Sunday, April 19, 2009
The world of Yoshihiro Tatsumi and the gekiga comic style
Yoshihiro Tatsumi penned the word "gekiga" around 1957 to describe the comics that he created which did not fall under the all encompassing word of manga. To start with, Manga was created initially for children whereas Tatsumi's comics dealt with serious dramatic themes and were for adults. Tatsumi moved away from the fantasy element of the manga and can be considered one of the first artists to create graphic novels as we know them today. He even adopted the difficult format of the short story as a way to tell gritty, hidden and dramatic everyday tales of the dark face of a real Japan which came out of the second world war deeply wounded in all levels of its society.
When you read one of Tatsumi's literary short stories you are immersed in the private world of the underground.

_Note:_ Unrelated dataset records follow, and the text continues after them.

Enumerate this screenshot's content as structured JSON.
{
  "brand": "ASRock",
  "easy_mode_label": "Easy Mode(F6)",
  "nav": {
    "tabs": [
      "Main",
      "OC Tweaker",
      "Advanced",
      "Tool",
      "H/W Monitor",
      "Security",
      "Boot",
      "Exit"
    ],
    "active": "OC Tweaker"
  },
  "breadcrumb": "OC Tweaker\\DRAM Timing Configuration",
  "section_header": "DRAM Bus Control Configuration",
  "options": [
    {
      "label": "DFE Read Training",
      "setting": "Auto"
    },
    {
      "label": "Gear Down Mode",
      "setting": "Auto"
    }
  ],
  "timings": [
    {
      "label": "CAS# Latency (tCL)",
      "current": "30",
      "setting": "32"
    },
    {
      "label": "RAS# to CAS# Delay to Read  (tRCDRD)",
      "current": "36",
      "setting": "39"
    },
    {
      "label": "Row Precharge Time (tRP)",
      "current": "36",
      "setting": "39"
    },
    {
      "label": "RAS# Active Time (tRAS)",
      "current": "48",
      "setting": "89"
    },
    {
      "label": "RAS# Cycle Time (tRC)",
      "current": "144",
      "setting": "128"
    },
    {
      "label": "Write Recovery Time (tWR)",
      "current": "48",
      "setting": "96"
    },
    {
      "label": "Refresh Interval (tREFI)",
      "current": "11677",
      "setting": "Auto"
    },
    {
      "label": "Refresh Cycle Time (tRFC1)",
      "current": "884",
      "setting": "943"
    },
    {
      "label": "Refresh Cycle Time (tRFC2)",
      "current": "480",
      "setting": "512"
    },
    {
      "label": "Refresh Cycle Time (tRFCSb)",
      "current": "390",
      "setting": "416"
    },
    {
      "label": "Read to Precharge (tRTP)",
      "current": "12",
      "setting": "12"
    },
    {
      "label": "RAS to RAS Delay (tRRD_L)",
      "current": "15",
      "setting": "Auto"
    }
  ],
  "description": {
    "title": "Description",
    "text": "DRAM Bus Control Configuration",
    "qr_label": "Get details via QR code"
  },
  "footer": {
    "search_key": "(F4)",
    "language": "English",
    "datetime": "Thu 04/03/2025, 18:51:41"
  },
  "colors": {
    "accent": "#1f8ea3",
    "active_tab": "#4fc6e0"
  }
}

A dark world of late night bars, of pimps and prostitutes, of hidden aspirations and passions, of people working in the sewers of Tokyo or having a 9h.00 to 22h.00 blue collar job, of poor everyday people that you might bump into in the street. People with their secret fantasies, their hopes and dreams and the situations that they find themselves in. But this is not only the underground of Japan in the 60s and 70s. It is an underground that we can all relate to. Our personal underground. A private place that we want to keep hidden and when we see it out in the open we are uncomfortable with what we see. Originally these works were circulated as underground art but eventually found their way to more mainstream publication in the 1970s. Now thanks to the serious work of Canadian editing house "Drawn & Quarterly", these important works are being published for the first time in English. In 2005 "The Push-man and other stories", in 2006 "Abandon the old in Tokyo" and in 2008 "Good-Bye" were published by D&Q.
To accompany the reading why don't you listen and buy some interesting experimental music freshly created by Kobe based Hirohito Ihara alias "Radicalfashion" from his album "Odori" available from HeftyRecords. This specific piece of music starts rather mechanically but be patient and you will be rewarded.

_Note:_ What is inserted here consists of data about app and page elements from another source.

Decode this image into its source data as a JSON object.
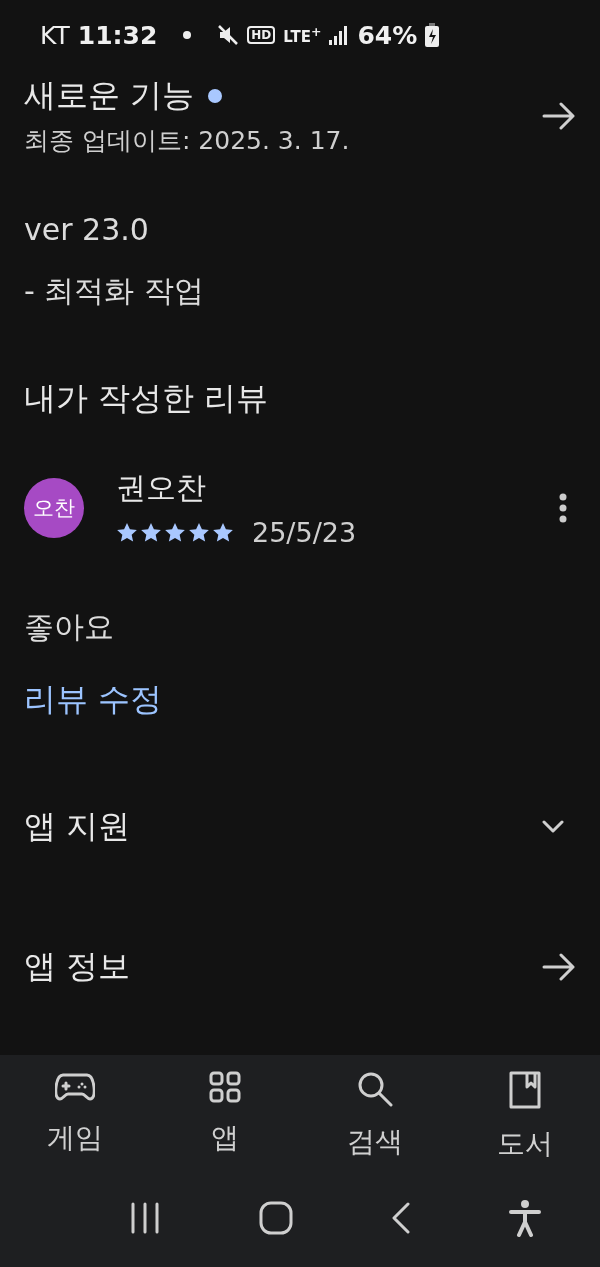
{
  "status_bar": {
    "carrier": "KT",
    "time": "11:32",
    "hd": "HD",
    "network": "LTE$^{+}$",
    "battery": "64%"
  },
  "whats_new": {
    "title": "새로운 기능",
    "unread": true,
    "updated": "최종 업데이트: 2025. 3. 17.",
    "version": "ver 23.0",
    "notes": "- 최적화 작업"
  },
  "my_review": {
    "heading": "내가 작성한 리뷰",
    "avatar": "오찬",
    "author": "권오찬",
    "stars": 5,
    "date": "25/5/23",
    "text": "좋아요",
    "edit_link": "리뷰 수정"
  },
  "sections": [
    {
      "kind": "expand",
      "label": "앱 지원"
    },
    {
      "kind": "link",
      "label": "앱 정보"
    }
  ],
  "bottom_nav": [
    {
      "kind": "games",
      "label": "게임"
    },
    {
      "kind": "apps",
      "label": "앱"
    },
    {
      "kind": "search",
      "label": "검색"
    },
    {
      "kind": "books",
      "label": "도서"
    }
  ]
}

Listen to :
"Shousetsu" by Radicalfashion
Posted by Douglas at 5:14 PM